As aging Baby Boomers face futures without partners, less mobility and reduced social interaction, VR could be a solution to lift them out of their misery, according to Viva Vita, an organization that seeks to improve mental health and quality of life for seniors in assisted living communities or who are homebound.
“Once we put on the headset, you can tell that they’ve never seen anything like it before,” Carleigh Berryman, founder of Viva Vita, told freethink.com. “Their mind is completely blown.”
More than 6 million people experience late-life depression due to the impact of aging both on the mental or physical abilities of seniors, according to the Centers for Disease Control and Prevention (CDC).
Depression affects about 1%-5% of the general elderly population, 13.5% in elderly who require home healthcare, and 11.5% in older hospital patients. It’s not a normal part of growing older, according to the CDC, but it’s often misdiagnosed or mistreated.
“We’ve been to Paris. We took a tour of London. We went to my hometown in Guyana. I swam with the fish, flew with the birds, and entered paintings,” said one resident of an assisted living community, which Viva Vita visits regularly. “It’s a great experience for people who are trapped in their bodies,” said another.

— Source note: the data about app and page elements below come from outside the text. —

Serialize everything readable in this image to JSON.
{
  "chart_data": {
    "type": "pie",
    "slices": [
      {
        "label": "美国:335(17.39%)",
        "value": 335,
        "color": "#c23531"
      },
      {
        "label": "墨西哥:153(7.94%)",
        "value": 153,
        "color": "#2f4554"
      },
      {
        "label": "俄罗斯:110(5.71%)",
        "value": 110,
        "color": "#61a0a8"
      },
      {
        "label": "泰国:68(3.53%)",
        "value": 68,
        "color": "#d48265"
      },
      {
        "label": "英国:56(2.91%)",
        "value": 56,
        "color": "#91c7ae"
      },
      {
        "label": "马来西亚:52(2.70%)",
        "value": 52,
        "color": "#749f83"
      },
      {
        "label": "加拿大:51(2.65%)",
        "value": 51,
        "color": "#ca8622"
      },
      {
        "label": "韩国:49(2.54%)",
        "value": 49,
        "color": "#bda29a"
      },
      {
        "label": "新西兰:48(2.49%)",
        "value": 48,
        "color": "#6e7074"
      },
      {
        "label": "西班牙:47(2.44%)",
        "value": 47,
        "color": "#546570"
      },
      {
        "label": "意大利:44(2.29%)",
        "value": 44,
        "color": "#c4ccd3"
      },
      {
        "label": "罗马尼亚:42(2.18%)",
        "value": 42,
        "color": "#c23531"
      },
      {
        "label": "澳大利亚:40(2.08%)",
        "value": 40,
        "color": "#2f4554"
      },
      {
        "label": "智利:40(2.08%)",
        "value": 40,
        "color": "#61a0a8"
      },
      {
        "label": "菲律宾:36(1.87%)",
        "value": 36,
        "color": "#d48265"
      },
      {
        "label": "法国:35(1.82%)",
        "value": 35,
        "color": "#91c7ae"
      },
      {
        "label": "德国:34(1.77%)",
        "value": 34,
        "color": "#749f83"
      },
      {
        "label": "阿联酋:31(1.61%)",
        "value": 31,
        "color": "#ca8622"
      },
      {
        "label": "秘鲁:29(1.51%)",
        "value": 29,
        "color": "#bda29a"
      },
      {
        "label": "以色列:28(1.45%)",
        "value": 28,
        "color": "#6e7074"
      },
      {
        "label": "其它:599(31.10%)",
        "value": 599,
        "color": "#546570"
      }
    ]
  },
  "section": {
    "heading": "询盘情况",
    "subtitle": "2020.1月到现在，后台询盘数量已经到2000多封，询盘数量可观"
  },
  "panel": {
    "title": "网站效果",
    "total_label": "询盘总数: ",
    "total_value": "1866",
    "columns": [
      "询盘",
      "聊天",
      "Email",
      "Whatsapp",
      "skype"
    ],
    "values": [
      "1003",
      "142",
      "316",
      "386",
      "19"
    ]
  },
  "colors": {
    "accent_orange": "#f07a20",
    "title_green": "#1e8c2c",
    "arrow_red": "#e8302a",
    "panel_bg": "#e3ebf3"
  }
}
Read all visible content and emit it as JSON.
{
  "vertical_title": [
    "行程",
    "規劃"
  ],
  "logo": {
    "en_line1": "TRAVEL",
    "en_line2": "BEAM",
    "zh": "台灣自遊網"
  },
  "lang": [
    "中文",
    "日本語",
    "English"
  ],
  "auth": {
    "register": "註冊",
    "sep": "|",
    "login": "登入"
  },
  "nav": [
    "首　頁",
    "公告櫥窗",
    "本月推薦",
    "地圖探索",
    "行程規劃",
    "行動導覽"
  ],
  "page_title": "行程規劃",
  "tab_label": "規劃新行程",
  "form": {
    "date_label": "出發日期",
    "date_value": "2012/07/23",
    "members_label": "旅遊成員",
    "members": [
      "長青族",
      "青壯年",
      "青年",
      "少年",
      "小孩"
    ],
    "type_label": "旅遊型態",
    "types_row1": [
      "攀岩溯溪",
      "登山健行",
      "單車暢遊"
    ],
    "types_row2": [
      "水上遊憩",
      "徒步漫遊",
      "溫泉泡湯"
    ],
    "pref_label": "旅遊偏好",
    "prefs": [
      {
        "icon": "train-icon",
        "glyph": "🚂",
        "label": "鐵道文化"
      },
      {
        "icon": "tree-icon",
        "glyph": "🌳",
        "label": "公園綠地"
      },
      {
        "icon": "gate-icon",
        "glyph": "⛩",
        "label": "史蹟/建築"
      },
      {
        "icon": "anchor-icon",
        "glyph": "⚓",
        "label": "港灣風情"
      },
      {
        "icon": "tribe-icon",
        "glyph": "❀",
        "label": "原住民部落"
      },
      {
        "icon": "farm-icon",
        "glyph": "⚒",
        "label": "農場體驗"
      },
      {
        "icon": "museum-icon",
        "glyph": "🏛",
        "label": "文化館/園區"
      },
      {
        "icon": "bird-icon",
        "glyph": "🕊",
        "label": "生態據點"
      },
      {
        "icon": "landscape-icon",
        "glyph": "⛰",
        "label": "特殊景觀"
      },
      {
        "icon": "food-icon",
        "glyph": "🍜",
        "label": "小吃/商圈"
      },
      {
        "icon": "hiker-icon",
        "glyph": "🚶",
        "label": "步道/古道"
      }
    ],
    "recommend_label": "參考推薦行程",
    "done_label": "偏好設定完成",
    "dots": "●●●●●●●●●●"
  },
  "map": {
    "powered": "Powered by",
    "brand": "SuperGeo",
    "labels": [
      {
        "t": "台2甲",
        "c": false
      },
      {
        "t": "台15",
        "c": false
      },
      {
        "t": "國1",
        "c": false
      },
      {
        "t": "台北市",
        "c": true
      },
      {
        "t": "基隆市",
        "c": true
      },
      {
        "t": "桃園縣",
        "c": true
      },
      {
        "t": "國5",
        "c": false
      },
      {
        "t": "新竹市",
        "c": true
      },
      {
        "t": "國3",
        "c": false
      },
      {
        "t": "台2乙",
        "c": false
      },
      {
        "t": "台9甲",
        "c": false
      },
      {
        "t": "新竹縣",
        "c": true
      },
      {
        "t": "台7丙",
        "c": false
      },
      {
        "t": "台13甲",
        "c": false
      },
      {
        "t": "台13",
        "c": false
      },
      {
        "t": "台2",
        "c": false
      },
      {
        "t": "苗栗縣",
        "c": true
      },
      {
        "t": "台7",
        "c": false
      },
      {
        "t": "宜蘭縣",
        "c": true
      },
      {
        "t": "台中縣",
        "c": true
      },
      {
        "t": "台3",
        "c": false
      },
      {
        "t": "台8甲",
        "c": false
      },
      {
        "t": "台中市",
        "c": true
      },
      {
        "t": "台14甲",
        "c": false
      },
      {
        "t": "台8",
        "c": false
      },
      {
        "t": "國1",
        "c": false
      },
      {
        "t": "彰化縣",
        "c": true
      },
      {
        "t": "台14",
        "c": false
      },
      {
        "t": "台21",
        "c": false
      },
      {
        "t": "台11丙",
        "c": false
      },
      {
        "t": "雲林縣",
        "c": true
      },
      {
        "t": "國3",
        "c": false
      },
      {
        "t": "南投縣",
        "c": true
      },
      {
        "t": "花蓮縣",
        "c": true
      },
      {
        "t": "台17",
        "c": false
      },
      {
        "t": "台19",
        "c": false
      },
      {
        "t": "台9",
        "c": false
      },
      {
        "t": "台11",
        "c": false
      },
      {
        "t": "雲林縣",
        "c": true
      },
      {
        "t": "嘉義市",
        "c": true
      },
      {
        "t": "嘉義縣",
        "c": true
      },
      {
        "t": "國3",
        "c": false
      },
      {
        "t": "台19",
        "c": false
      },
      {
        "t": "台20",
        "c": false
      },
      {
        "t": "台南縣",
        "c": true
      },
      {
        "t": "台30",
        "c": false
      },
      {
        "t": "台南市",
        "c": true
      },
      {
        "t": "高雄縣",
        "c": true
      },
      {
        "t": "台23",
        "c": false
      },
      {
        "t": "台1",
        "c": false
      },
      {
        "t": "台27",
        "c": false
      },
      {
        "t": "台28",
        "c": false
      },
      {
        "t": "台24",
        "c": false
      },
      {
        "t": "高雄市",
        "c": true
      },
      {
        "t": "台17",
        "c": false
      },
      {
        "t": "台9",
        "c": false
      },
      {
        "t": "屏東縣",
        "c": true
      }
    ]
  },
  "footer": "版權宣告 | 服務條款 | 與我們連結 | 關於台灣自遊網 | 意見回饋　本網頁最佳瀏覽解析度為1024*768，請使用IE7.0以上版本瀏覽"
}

Viva Vita has worked with more than 300 seniors so far in Virginia, Washington D.C. and Maryland areas. Their goal is to collect data with systems for measuring, recording, and tracking the impact, to promote its use. Berryman wants participants to track and monitor their progress on mood, energy levels, and feelings of positivity during repeat sessions.
“As virtual reality technology improves, it will bolster our ability to treat loneliness and depression in seniors, improving their quality of life in the golden years,” Berryman said.